4. Rhetorical messages are designed to shape the way people think, act, feel, believe. They are not confined to rationale or logic alone, nor to emotion alone. And they are not always overtly persuasive. Rhetorical messages can shape actions and beliefs subtly, without overt announcement or acknowledgement of intent.
That is: Rhetoric deals with messages that rely on verbal and nonverbal symbols that more or less intentionally influence social attitudes, values, beliefs, and actions." (Stoner and Perkins, 6)
5. Rhetorical messages are material. Rhetors use physical materials of various kinds - spoken, written, printed, projected, manifest n screen, gesture, sound, rhythm, image, movement, landscape, architectural, design materials ... to create and deploy signs. Materials offer affordances and constraints that influence and shape what can be done rhetorically. Buildings make arguments, attempt to persuade, because the architects are drawing on symbolic resources of materials and design. By the same token, rhetors use digital resources to more or less intentionally influence social attitudes, values, beliefs, and actions.
- description: neutral, close, methodical, and describes discourse and contexts
- analysis: builds on the stuff generated by description by bringing a conceptual framework (search pattern or rhetorical theory) into play; looking for patterns; focuses on how the message works
- interpretation: draws on analysis to explain or illustrate the significance of the artifact or message in the context it addresses.

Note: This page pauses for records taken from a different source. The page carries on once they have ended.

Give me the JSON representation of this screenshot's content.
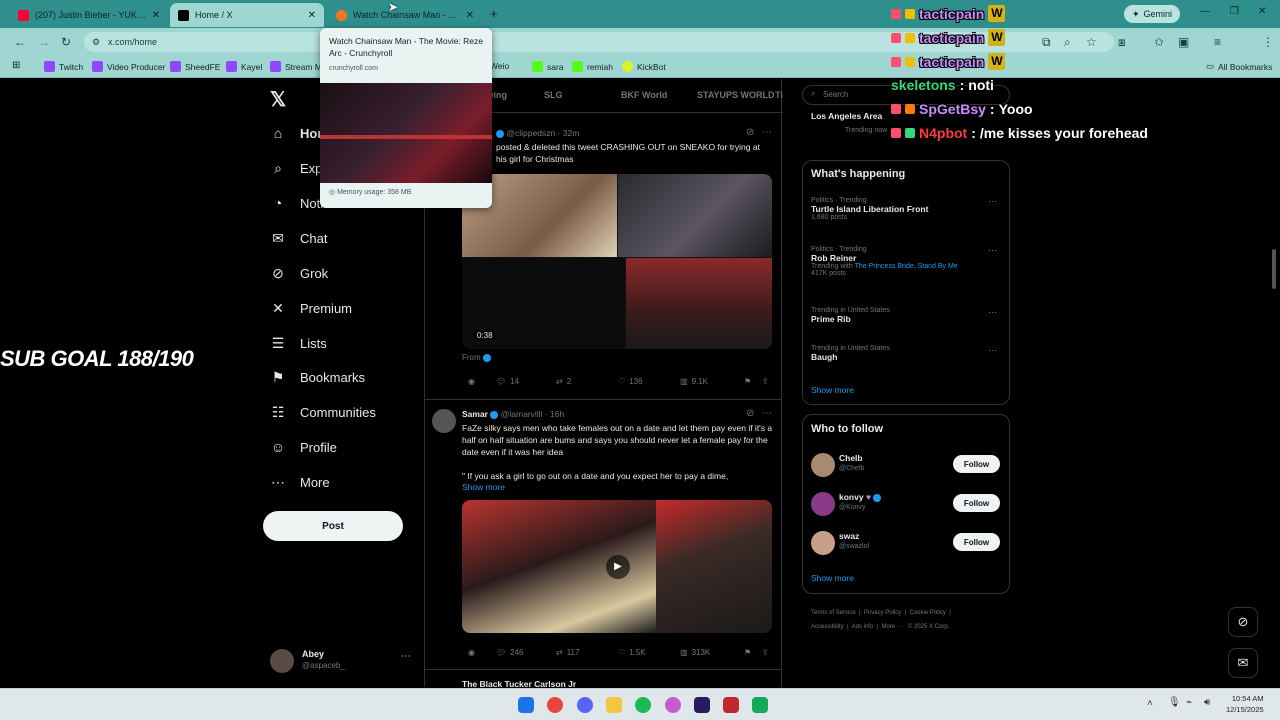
{
  "browser": {
    "tabs": [
      {
        "title": "(207) Justin Bieber - YUKON - Yo",
        "favicon_color": "#ff0033"
      },
      {
        "title": "Home / X",
        "favicon_color": "#000000"
      },
      {
        "title": "Watch Chainsaw Man - The Movie",
        "favicon_color": "#f47521"
      }
    ],
    "gemini_label": "Gemini",
    "url": "x.com/home",
    "bookmarks": [
      "Twitch",
      "Video Producer",
      "SheedFE",
      "Kayel",
      "Stream M",
      "Weio",
      "sara",
      "remiah",
      "KickBot"
    ],
    "all_bookmarks_label": "All Bookmarks",
    "tab_hover": {
      "title": "Watch Chainsaw Man - The Movie: Reze Arc - Crunchyroll",
      "domain": "crunchyroll.com",
      "memory": "Memory usage: 358 MB"
    }
  },
  "x_nav": {
    "items": [
      {
        "label": "Home",
        "icon": "home-icon",
        "glyph": "⌂"
      },
      {
        "label": "Explore",
        "icon": "search-icon",
        "glyph": "⌕"
      },
      {
        "label": "Notifications",
        "icon": "bell-icon",
        "glyph": "◔"
      },
      {
        "label": "Chat",
        "icon": "mail-icon",
        "glyph": "✉"
      },
      {
        "label": "Grok",
        "icon": "grok-icon",
        "glyph": "⊘"
      },
      {
        "label": "Premium",
        "icon": "x-icon",
        "glyph": "✕"
      },
      {
        "label": "Lists",
        "icon": "list-icon",
        "glyph": "☰"
      },
      {
        "label": "Bookmarks",
        "icon": "bookmark-icon",
        "glyph": "⚑"
      },
      {
        "label": "Communities",
        "icon": "people-icon",
        "glyph": "☷"
      },
      {
        "label": "Profile",
        "icon": "person-icon",
        "glyph": "☺"
      },
      {
        "label": "More",
        "icon": "more-icon",
        "glyph": "⋯"
      }
    ],
    "post_label": "Post",
    "account": {
      "name": "Abey",
      "handle": "@aspaceb_"
    }
  },
  "feed": {
    "tabs": [
      "Following",
      "SLG",
      "BKF World",
      "STAYUPS WORLD",
      "Ti"
    ],
    "tweet1": {
      "handle": "@clippedszn",
      "time": "32m",
      "text": "posted & deleted this tweet CRASHING OUT on SNEAKO for trying at his girl for Christmas",
      "video_time": "0:38",
      "from_label": "From",
      "stats": {
        "replies": "14",
        "reposts": "2",
        "likes": "136",
        "views": "9.1K"
      }
    },
    "tweet2": {
      "name": "Samar",
      "handle": "@lamarvilll",
      "time": "16h",
      "text": "FaZe silky says men who take females out on a date and let them pay even if it's a half on half situation are bums and says you should never let a female pay for the date even if it was her idea",
      "quote": "\" If you ask a girl to go out on a date and you expect her to pay a dime,",
      "show_more": "Show more",
      "stats": {
        "replies": "246",
        "reposts": "117",
        "likes": "1.5K",
        "views": "313K"
      }
    },
    "tweet3_name": "The Black Tucker Carlson Jr"
  },
  "sidebar": {
    "search_placeholder": "Search",
    "top_trend": "Los Angeles Area",
    "top_trend_sub": "Trending now",
    "whats_happening": "What's happening",
    "trends": [
      {
        "category": "Politics · Trending",
        "name": "Turtle Island Liberation Front",
        "posts": "1,680 posts"
      },
      {
        "category": "Politics · Trending",
        "name": "Rob Reiner",
        "related_prefix": "Trending with",
        "related": "The Princess Bride, Stand By Me",
        "posts": "417K posts"
      },
      {
        "category": "Trending in United States",
        "name": "Prime Rib",
        "posts": ""
      },
      {
        "category": "Trending in United States",
        "name": "Baugh",
        "posts": ""
      }
    ],
    "show_more": "Show more",
    "who_to_follow": "Who to follow",
    "follows": [
      {
        "name": "Chelb",
        "handle": "@Chelb"
      },
      {
        "name": "konvy",
        "handle": "@Konvy"
      },
      {
        "name": "swaz",
        "handle": "@swazlol"
      }
    ],
    "follow_label": "Follow",
    "footer": [
      "Terms of Service",
      "Privacy Policy",
      "Cookie Policy",
      "Accessibility",
      "Ads info",
      "More ···",
      "© 2025 X Corp."
    ]
  },
  "overlay": {
    "sub_goal": "SUB GOAL 188/190",
    "chat": [
      {
        "user": "tacticpain",
        "msg": "",
        "color": "#c98bff"
      },
      {
        "user": "tacticpain",
        "msg": "",
        "color": "#c98bff"
      },
      {
        "user": "tacticpain",
        "msg": "",
        "color": "#c98bff"
      },
      {
        "user": "skeletons",
        "msg": "noti",
        "color": "#37d67a"
      },
      {
        "user": "SpGetBsy",
        "msg": "Yooo",
        "color": "#c98bff"
      },
      {
        "user": "N4pbot",
        "msg": "/me kisses your forehead",
        "color": "#ff3b3b"
      }
    ]
  },
  "taskbar": {
    "time": "10:54 AM",
    "date": "12/15/2025"
  }
}
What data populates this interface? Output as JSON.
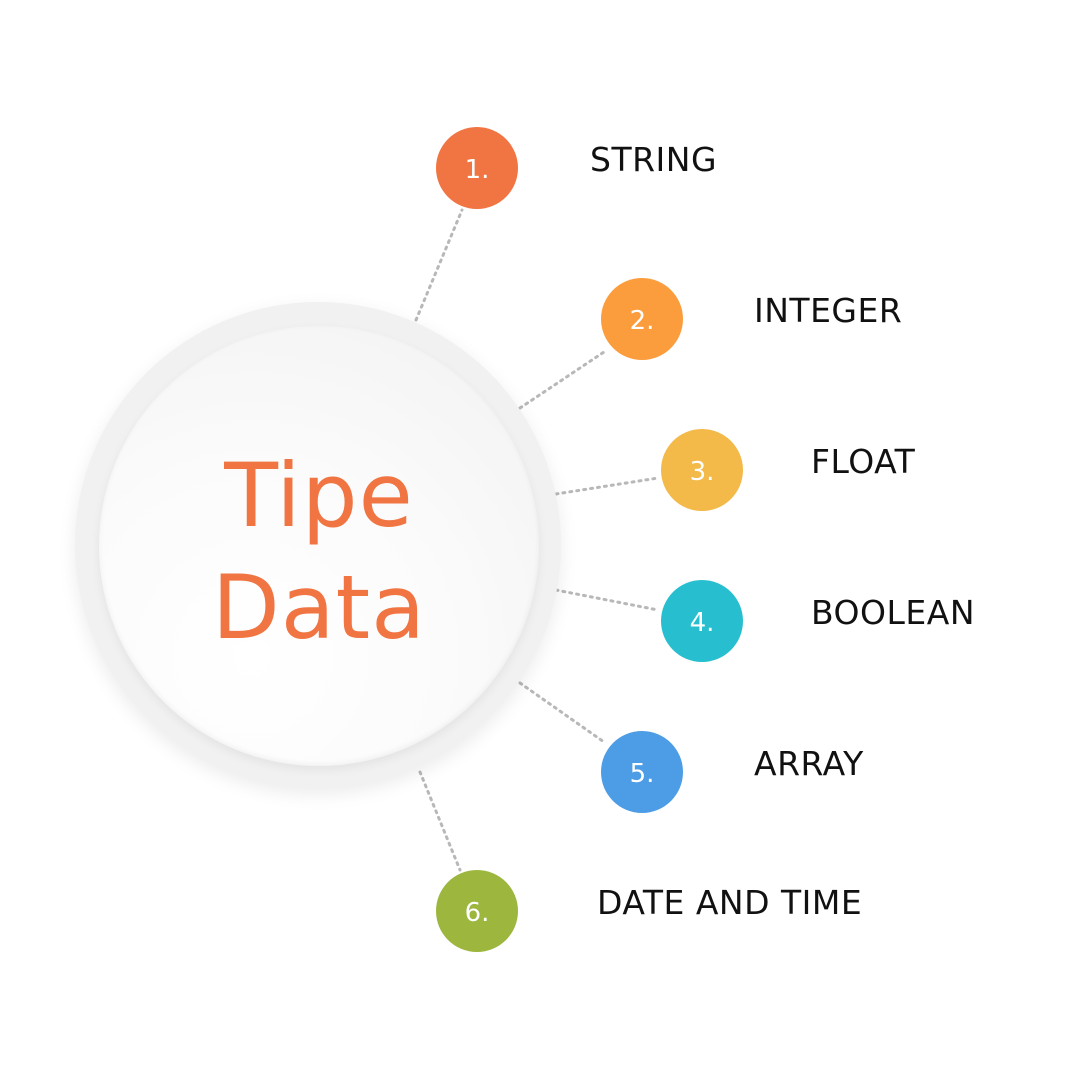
{
  "hub": {
    "title_line1": "Tipe",
    "title_line2": "Data",
    "title_color": "#f07542"
  },
  "items": [
    {
      "number": "1.",
      "label": "STRING",
      "color": "#f07542"
    },
    {
      "number": "2.",
      "label": "INTEGER",
      "color": "#fb9d3c"
    },
    {
      "number": "3.",
      "label": "FLOAT",
      "color": "#f3b949"
    },
    {
      "number": "4.",
      "label": "BOOLEAN",
      "color": "#27bfcf"
    },
    {
      "number": "5.",
      "label": "ARRAY",
      "color": "#4d9de6"
    },
    {
      "number": "6.",
      "label": "DATE AND TIME",
      "color": "#9cb63e"
    }
  ]
}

- evaluation: draws on results of analysis and interpretation, and uses an explicit, articulated set of criteria, to argue the quality of the artifact or message.
Consider, for instance, CourseStatement.